On February 9, 2015, Marvel Studios and Sony Pictures confirmed that they had reached an agreement – Spider-Man was headed for the Marvel Cinematic Universe. Set to appear in Captain America: Civil War, the Marvel Cinematic Universe’s version of Spider-Man was confirmed to be portrayed by Tom Holland, after a long, rigorous, and secretive audition process.

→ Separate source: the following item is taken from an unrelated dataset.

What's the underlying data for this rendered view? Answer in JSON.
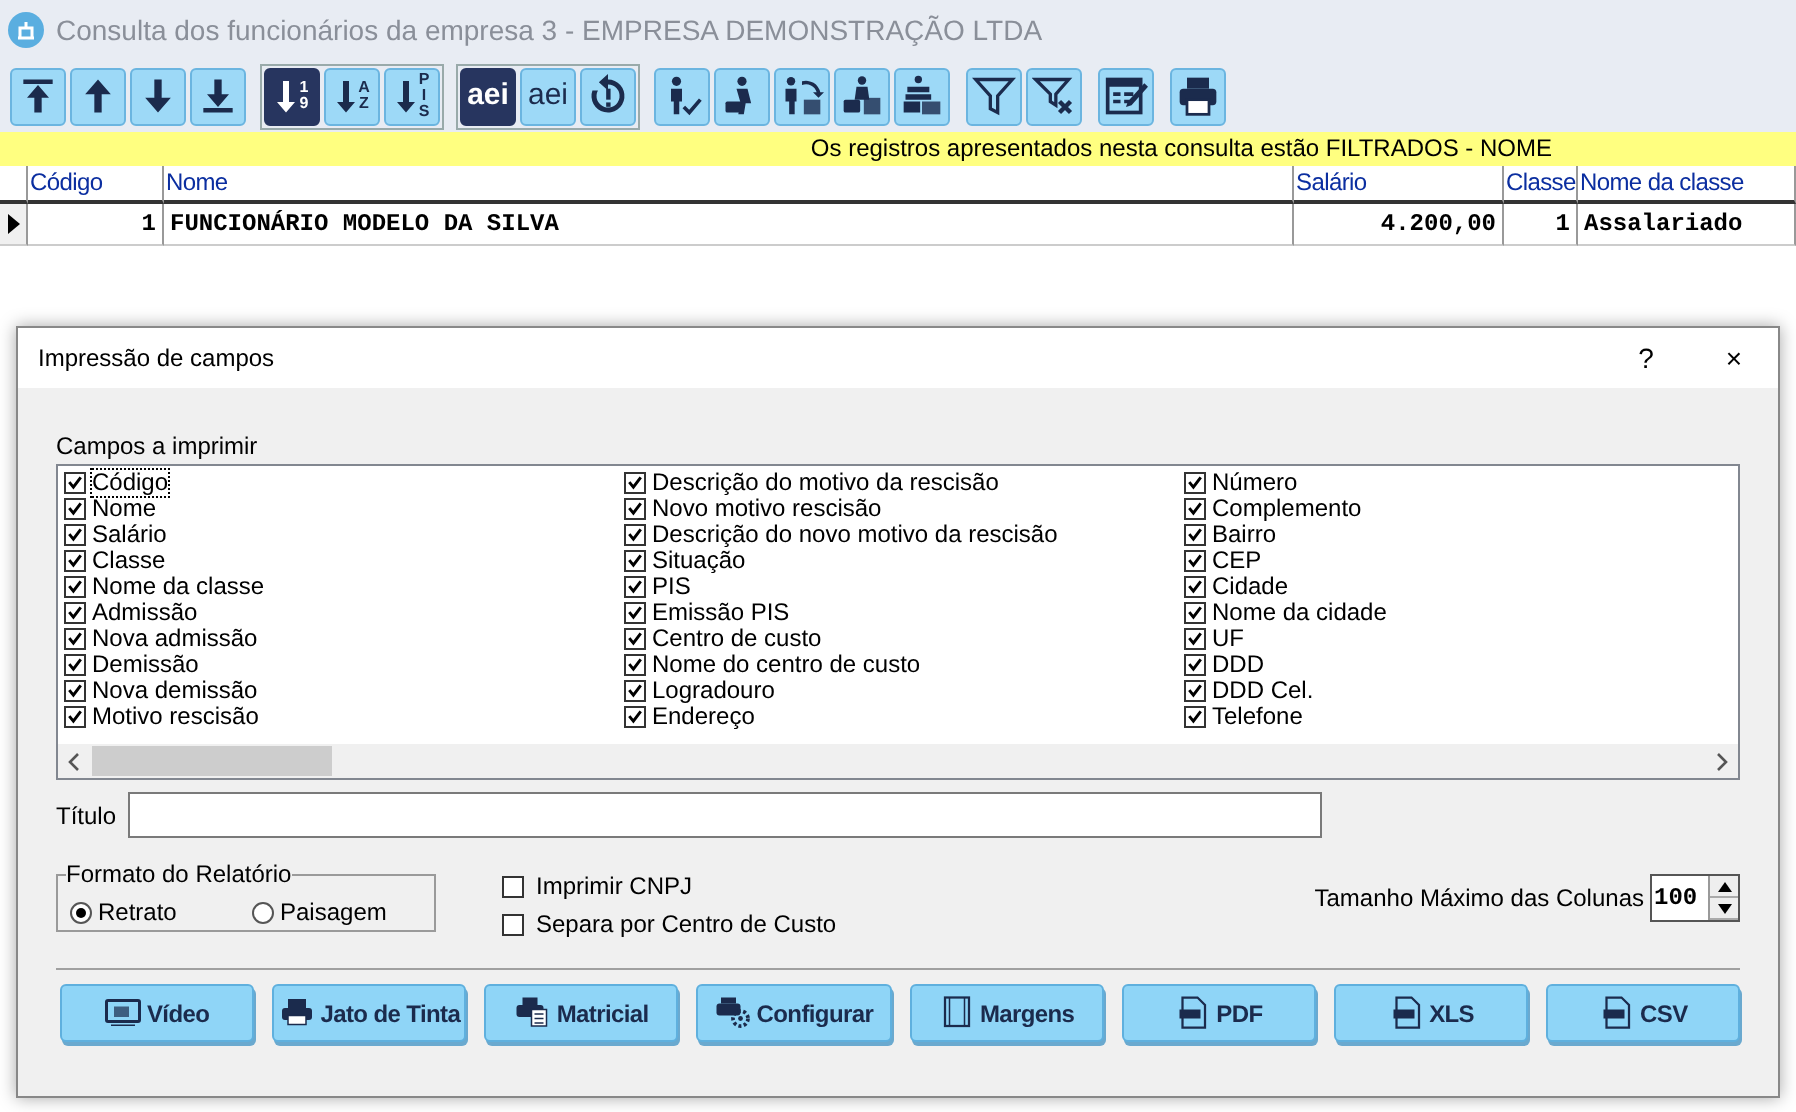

Marvel wanted Captain America: Civil War‘s directors, Joe and Anthony Russo, to prepare for the possibility of Spidey being ultimately excluded from the final film, even going so far as to tell them to come up with a “Plan B” in case the deal with Sony didn’t materialize. The Russo brothers, however, knew their priorities, and knew what they wanted. They strongly believed that Spider-Man was a crucial part of the film, and did not even want to entertain the idea of completing Captain America: Civil War without him. “We only have envisioned the movie with Spider-Man,” they said.
Thus, when Spider-Man made his surprise debut in a Captain America: Civil War trailer, the Internet lost its collective mind.
Captain America: Civil War received positive reviews, and critics praised Tom Holland’s funny, youthful take on the wall-crawler. A protege of Tony Stark in this continuity, Spider-Man lent a hand to Team Iron Man in the film’s epic hero-vs-hero brawl. Here, he rocks a technologically enhanced costume that closely resembles the classic design, but also has a few design tweaks to better match the general aesthetic of the Marvel Cinematic Universe.
Luckily for us fans, we’ll see Tom Holland’s Spider-Man in his first solo film very soon, as Spider-Man: Homecoming is scheduled to hit theaters on July 7, 2017.